Virtual court hearings are a new procedure in Colorado. It allows a defendant in a criminal case the opportunity to appear online for court, as opposed to in-person. Most courts use WebEx for virtual hearings. These hearings save people time off work, travel time and expense, and allow for more efficient proceedings throughout Colorado.
Recent Law Change Allowing Virtual Court
On July 15, 2021, the Colorado Supreme Court updated the Criminal Procedure Rules to allow defendants in criminal cases to appear virtually with the consent of the court. This rule change follows the emergency procedures enacted in 2000 due to COVID. These procedures are now a permanent part of Colorado Criminal Procedure. Defendants and their attorneys can now appear remotely for most types of proceedings, so long as the judge allows it and the defendant consents to it.

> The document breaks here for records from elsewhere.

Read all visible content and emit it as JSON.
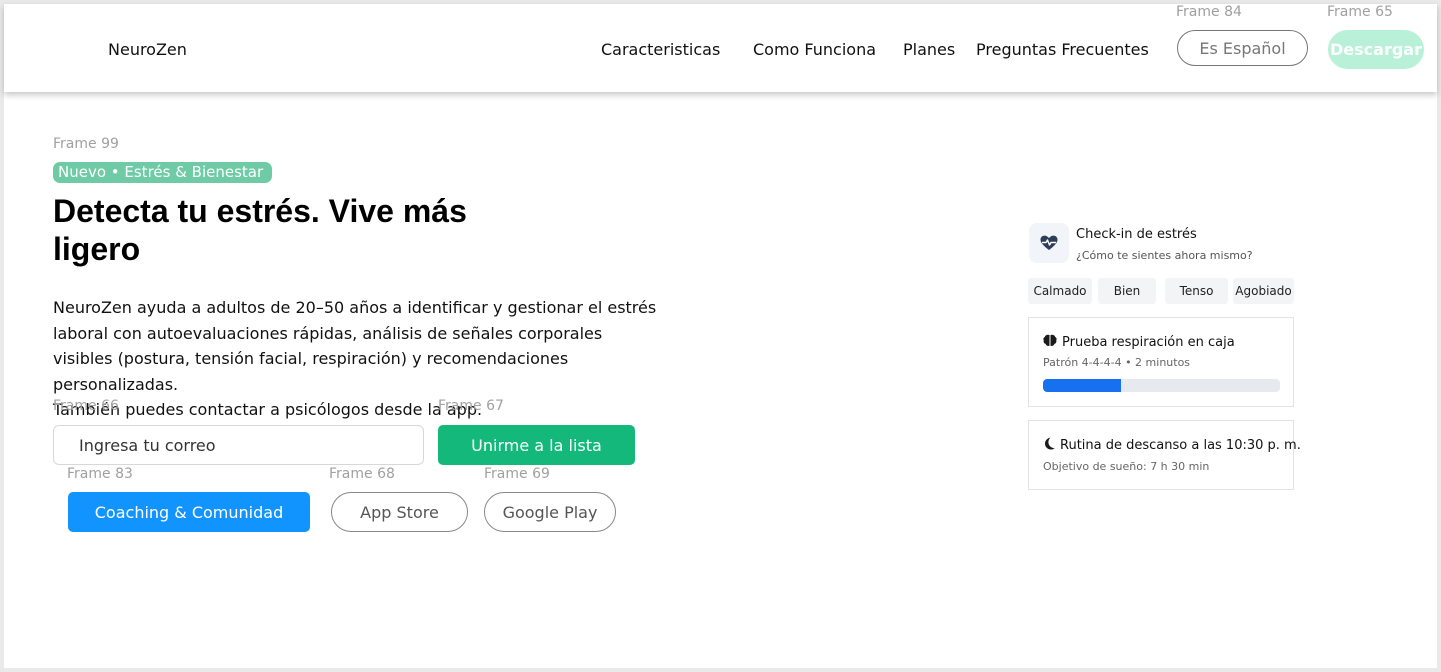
{
  "header": {
    "brand": "NeuroZen",
    "nav": [
      "Caracteristicas",
      "Como Funciona",
      "Planes",
      "Preguntas Frecuentes"
    ],
    "language_button": "Es Español",
    "download_button": "Descargar",
    "frame_labels": [
      "Frame 84",
      "Frame 65"
    ]
  },
  "hero": {
    "frame_label": "Frame 99",
    "badge": "Nuevo • Estrés & Bienestar",
    "headline_line1": "Detecta tu estrés. Vive más",
    "headline_line2": "ligero",
    "description": [
      "NeuroZen ayuda a adultos de 20–50 años a identificar y gestionar el estrés",
      "laboral con autoevaluaciones rápidas, análisis de señales corporales",
      "visibles (postura, tensión facial, respiración) y recomendaciones personalizadas.",
      "También puedes contactar a psicólogos desde la app."
    ],
    "email_frame_label": "Frame 66",
    "email_placeholder": "Ingresa tu correo",
    "join_frame_label": "Frame 67",
    "join_button": "Unirme a la lista",
    "coaching_frame_label": "Frame 83",
    "coaching_button": "Coaching & Comunidad",
    "appstore_frame_label": "Frame 68",
    "appstore_button": "App Store",
    "googleplay_frame_label": "Frame 69",
    "googleplay_button": "Google Play"
  },
  "checkin": {
    "title": "Check-in de estrés",
    "subtitle": "¿Cómo te sientes ahora mismo?",
    "icon": "heart-pulse-icon",
    "moods": [
      "Calmado",
      "Bien",
      "Tenso",
      "Agobiado"
    ],
    "breathing": {
      "title": "Prueba respiración en caja",
      "icon": "brain-icon",
      "subtitle": "Patrón 4-4-4-4 • 2 minutos",
      "progress": 0.33
    },
    "rest": {
      "title": "Rutina de descanso a las 10:30 p. m.",
      "icon": "moon-icon",
      "subtitle": "Objetivo de sueño: 7 h 30 min"
    }
  },
  "colors": {
    "accent_green": "#14b87a",
    "badge_green": "#6ecba5",
    "download_mint": "#b8f0d8",
    "primary_blue": "#1294ff",
    "progress_blue": "#1670f0"
  }
}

While the rules allow for this, many judges do not. Some courts require all defendants to appear in person despite the new rule. it is, therefore, important to determine before court whether a virtual appearance is allowed. Some judges only allow a party to appear virtually if represented by an attorney. Also, some judges will require an in-person appearance if a plea is entering, or if a person is being sentenced. Finally, the rules do not allow virtual appearance for testimonial hearings, such as preliminary hearings, motions hearings, or trials. If a person is scheduled for an in-person hearing, and they appear virtually, the judge could consider it a failure to appear and issue an arrest warrant.
Virtual hearings do not change the outcome of a case. This new process promotes efficiency in that plea offers are made before court as opposed to in court. An attorney can better prepare his or her client when discussions with prosecutors are had and plea bargains are extended before court. Virtual hearings also greatly benefit defendants who live outside Colorado, as well as defendants who live far from the courthouse. For example, a defendant that resides in Denver, but has a court case in Aspen can seek permission to appear virtually instead of making the commute.

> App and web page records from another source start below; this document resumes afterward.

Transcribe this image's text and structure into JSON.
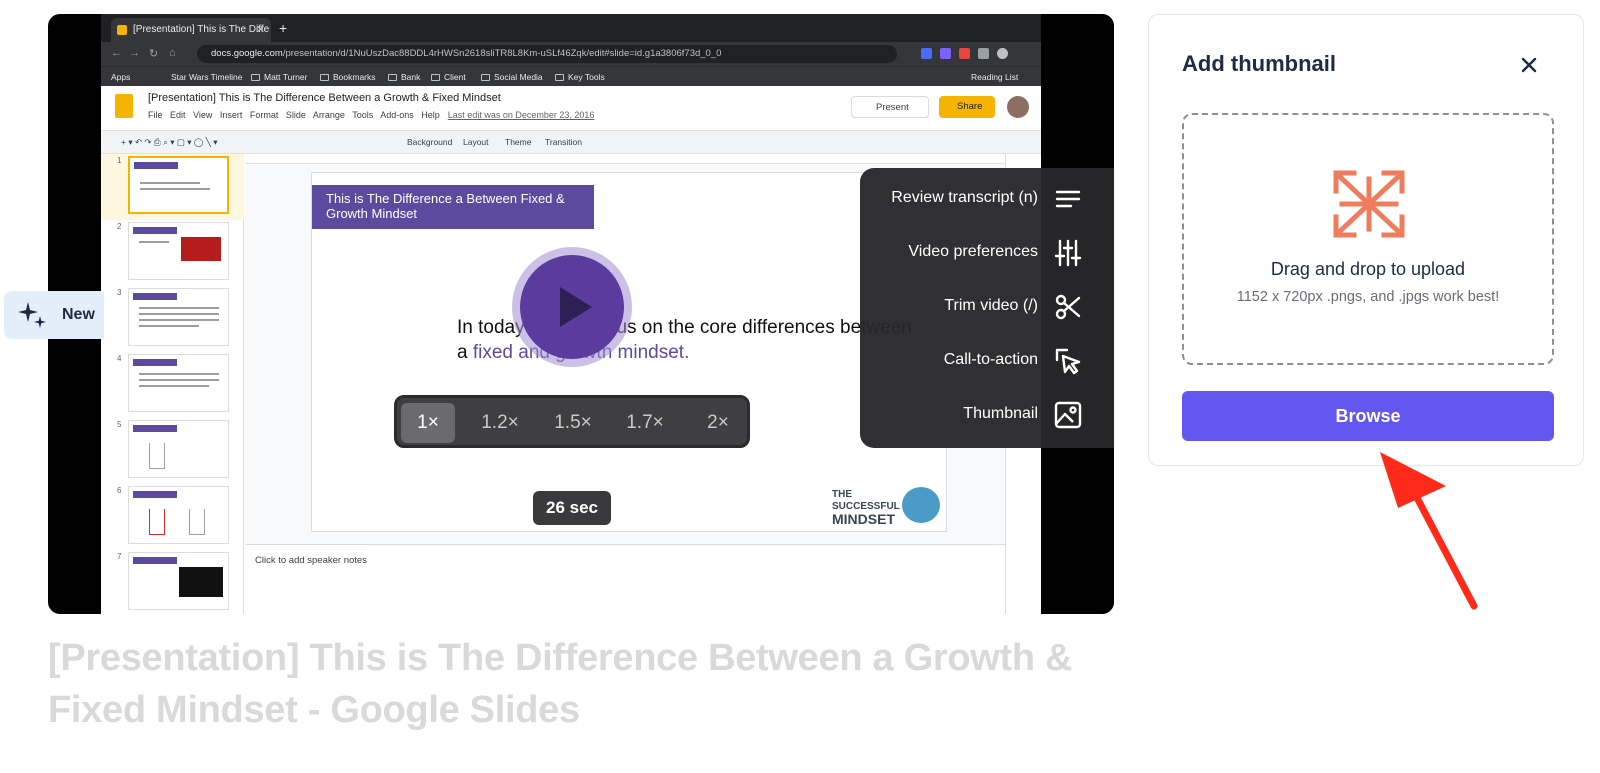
{
  "browser": {
    "tab_title": "[Presentation] This is The Diffe",
    "url_host": "docs.google.com",
    "url_path": "/presentation/d/1NuUszDac88DDL4rHWSn2618sliTR8L8Km-uSLf46Zqk/edit#slide=id.g1a3806f73d_0_0",
    "bookmarks": [
      "Apps",
      "Star Wars Timeline",
      "Matt Turner",
      "Bookmarks",
      "Bank",
      "Client",
      "Social Media",
      "Key Tools",
      "Reading List"
    ]
  },
  "slides_app": {
    "doc_title": "[Presentation] This is The Difference Between a Growth & Fixed Mindset",
    "menu": "File Edit View Insert Format Slide Arrange Tools Add-ons Help",
    "last_edit": "Last edit was on December 23, 2016",
    "present_label": "Present",
    "share_label": "Share",
    "toolbar": [
      "Background",
      "Layout",
      "Theme",
      "Transition"
    ],
    "slide_numbers": [
      "1",
      "2",
      "3",
      "4",
      "5",
      "6",
      "7"
    ],
    "slide_heading": "This is The  Difference a Between Fixed & Growth Mindset",
    "slide_body_start": "In today we will focus on the core differences between a ",
    "slide_body_highlight": "fixed and growth mindset.",
    "brand_small": "THE",
    "brand_line1": "SUCCESSFUL",
    "brand_line2": "MINDSET",
    "speaker_notes": "Click to add speaker notes"
  },
  "player": {
    "speeds": [
      "1×",
      "1.2×",
      "1.5×",
      "1.7×",
      "2×"
    ],
    "selected_speed": "1×",
    "duration": "26 sec",
    "menu": [
      {
        "label": "Review transcript (n)",
        "icon": "lines-icon"
      },
      {
        "label": "Video preferences",
        "icon": "sliders-icon"
      },
      {
        "label": "Trim video (/)",
        "icon": "scissors-icon"
      },
      {
        "label": "Call-to-action",
        "icon": "cursor-click-icon"
      },
      {
        "label": "Thumbnail",
        "icon": "image-icon"
      }
    ],
    "new_badge": "New"
  },
  "video_title": "[Presentation] This is The Difference Between a Growth & Fixed Mindset - Google Slides",
  "thumbnail_panel": {
    "title": "Add thumbnail",
    "drop_main": "Drag and drop to upload",
    "drop_sub": "1152 x 720px .pngs, and .jpgs work best!",
    "browse_label": "Browse"
  },
  "colors": {
    "accent": "#6457f0",
    "upload_icon": "#ef7d5d",
    "arrow": "#ff2a1a",
    "slide_purple": "#5c4a9e"
  }
}
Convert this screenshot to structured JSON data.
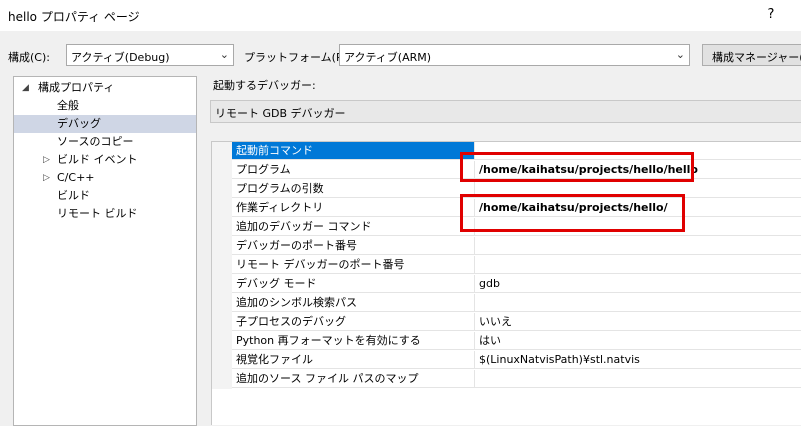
{
  "window": {
    "title": "hello プロパティ ページ",
    "help_label": "?"
  },
  "toolbar": {
    "config_label": "構成(C):",
    "config_value": "アクティブ(Debug)",
    "platform_label": "プラットフォーム(P):",
    "platform_value": "アクティブ(ARM)",
    "config_manager_label": "構成マネージャー(O"
  },
  "tree": {
    "root": "構成プロパティ",
    "items": [
      "全般",
      "デバッグ",
      "ソースのコピー",
      "ビルド イベント",
      "C/C++",
      "ビルド",
      "リモート ビルド"
    ]
  },
  "debugger": {
    "label": "起動するデバッガー:",
    "value": "リモート GDB デバッガー"
  },
  "properties": [
    {
      "name": "起動前コマンド",
      "value": ""
    },
    {
      "name": "プログラム",
      "value": "/home/kaihatsu/projects/hello/hello"
    },
    {
      "name": "プログラムの引数",
      "value": ""
    },
    {
      "name": "作業ディレクトリ",
      "value": "/home/kaihatsu/projects/hello/"
    },
    {
      "name": "追加のデバッガー コマンド",
      "value": ""
    },
    {
      "name": "デバッガーのポート番号",
      "value": ""
    },
    {
      "name": "リモート デバッガーのポート番号",
      "value": ""
    },
    {
      "name": "デバッグ モード",
      "value": "gdb"
    },
    {
      "name": "追加のシンボル検索パス",
      "value": ""
    },
    {
      "name": "子プロセスのデバッグ",
      "value": "いいえ"
    },
    {
      "name": "Python 再フォーマットを有効にする",
      "value": "はい"
    },
    {
      "name": "視覚化ファイル",
      "value": "$(LinuxNatvisPath)¥stl.natvis"
    },
    {
      "name": "追加のソース ファイル パスのマップ",
      "value": ""
    }
  ],
  "icons": {
    "expanded": "triangle-down-icon",
    "collapsed": "triangle-right-icon",
    "dropdown": "chevron-down-icon"
  },
  "colors": {
    "selection": "#0078d7",
    "highlight_box": "#e00000",
    "tree_selection": "#cfd6e5"
  }
}
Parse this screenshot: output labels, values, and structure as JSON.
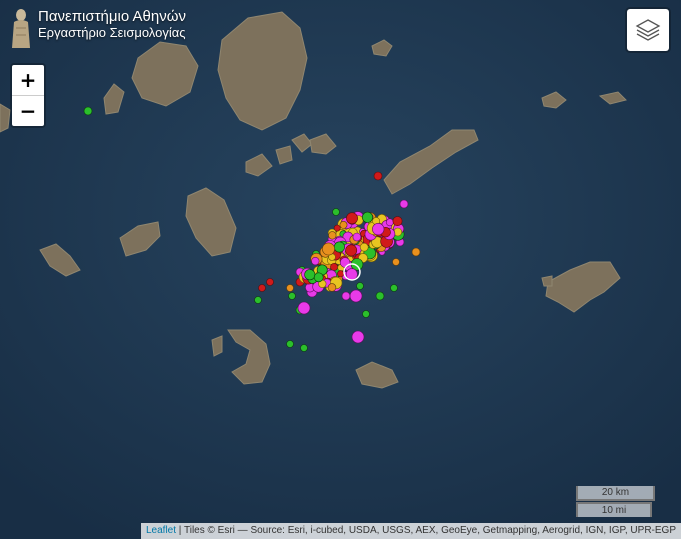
{
  "branding": {
    "line1": "Πανεπιστήμιο Αθηνών",
    "line2": "Εργαστήριο Σεισμολογίας"
  },
  "zoom": {
    "in": "+",
    "out": "−"
  },
  "layers_icon": "layers-icon",
  "scale": {
    "km": "20 km",
    "mi": "10 mi"
  },
  "attribution": {
    "link": "Leaflet",
    "text": " | Tiles © Esri — Source: Esri, i-cubed, USDA, USGS, AEX, GeoEye, Getmapping, Aerogrid, IGN, IGP, UPR-EGP"
  },
  "colors": {
    "sea": "#1f3a55",
    "land": "#7a6f5c",
    "magenta": "#e83ae8",
    "red": "#d01a1a",
    "yellow": "#e8c520",
    "orange": "#e8901e",
    "green": "#2bbf2b"
  }
}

Colorado Criminal Procedure Rule 43(e)
Colorado Criminal Procedure Rule 43(e) reads as follows.
(e) Presence of the Defendant by Interactive Audiovisual Device or Interactive Audio Device.

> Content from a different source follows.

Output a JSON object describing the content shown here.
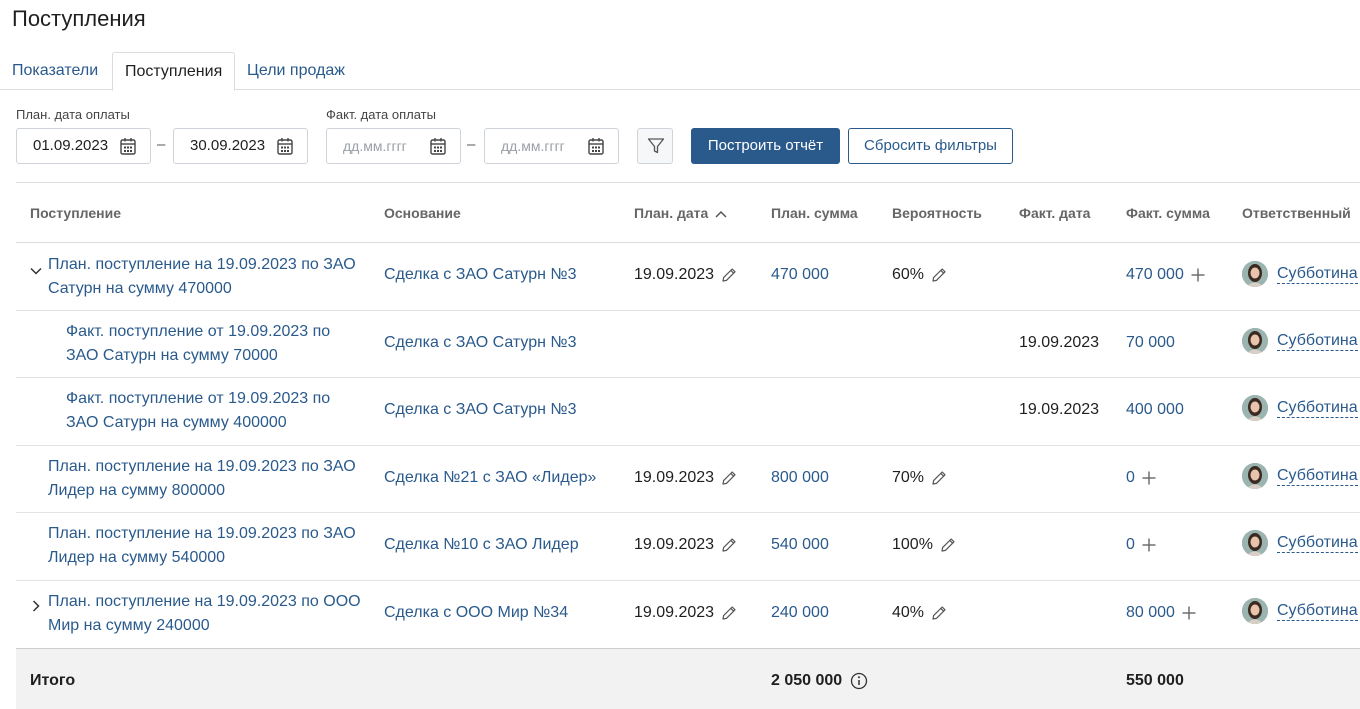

(1) As used in this Rule 43:
(I) “Interactive audiovisual device” means a television- or computer-based
audiovisual system capable of two-way transmission and of sufficient audio and
visual quality that persons using the system can view and converse with each other.
(II) “Interactive audio device” means a telephone- or computer-based audio system
capable of two-way transmission and of sufficient audio quality that persons using
the system can converse with each other.
(2) With the court’s approval, the defendant may be present within the meaning of this Rule 43 by
the use of an interactive audiovisual device or an interactive audio device for any proceeding that
does not involve a jury.
(3) The consent of the defendant shall be required prior to conducting any of the following types
of proceedings by the use of an interactive audiovisual device or an interactive audio device
pursuant to this subsection (e):
(I) Entry of guilty plea;
(II) Sentencing hearings;
(III) Probation and deferred sentence revocation hearings;
(IV) Preliminary hearings;
(V) Pre-trial motions hearings;
(VI) Hearings to modify bail;
(VII) Restitution hearings; and
(VIII) Crim. P. 35(b) and (c) hearings.
(4) The court shall advise the defendant of the following prior to any proceeding conducted
pursuant to subsection (e)(3) of this rule:
(I) The defendant has the right to appear in person;
(II) The defendant has the right to have his or her counsel appear with him or her
at the same physical location;
(III) The defendant’s decision to appear by use of an interactive audiovisual
device or an interactive audio device must be voluntary and must not be the result
of undue influence or coercion on the part of anyone; and
(IV) If the defendant is pro se, he or she has the right to request that the identity
and role of all individuals with whom he or she may have contact during the
proceeding be disclosed.(5) Every use of an interactive audiovisual device or an interactive audio device must comply with
the following minimum standards:
(I) If defense counsel appears, such appearance shall be at the same physical
location as the defendant if so requested by the defendant. If defense counsel does
not appear in the same location as the defendant, a separate confidential
communication line, such as a phone line, shall be provided to allow for private and
confidential communication between the defendant and counsel.
(II) Installation of an interactive audiovisual device or an interactive audio device
in the courtroom shall be done in such a manner that members of the public are
reasonably able to observe or listen to, and (where appropriate) participate in, the
(III) Unless the court determines otherwise, parties must have the ability to
electronically transfer exhibits to the court, a witness, and each other during any
proceeding conducted by an interactive audiovisual device or an interactive audio
device pursuant to this subsection (e). Any exhibits electronically transferred to the
court shall be treated as if they had been submitted in person.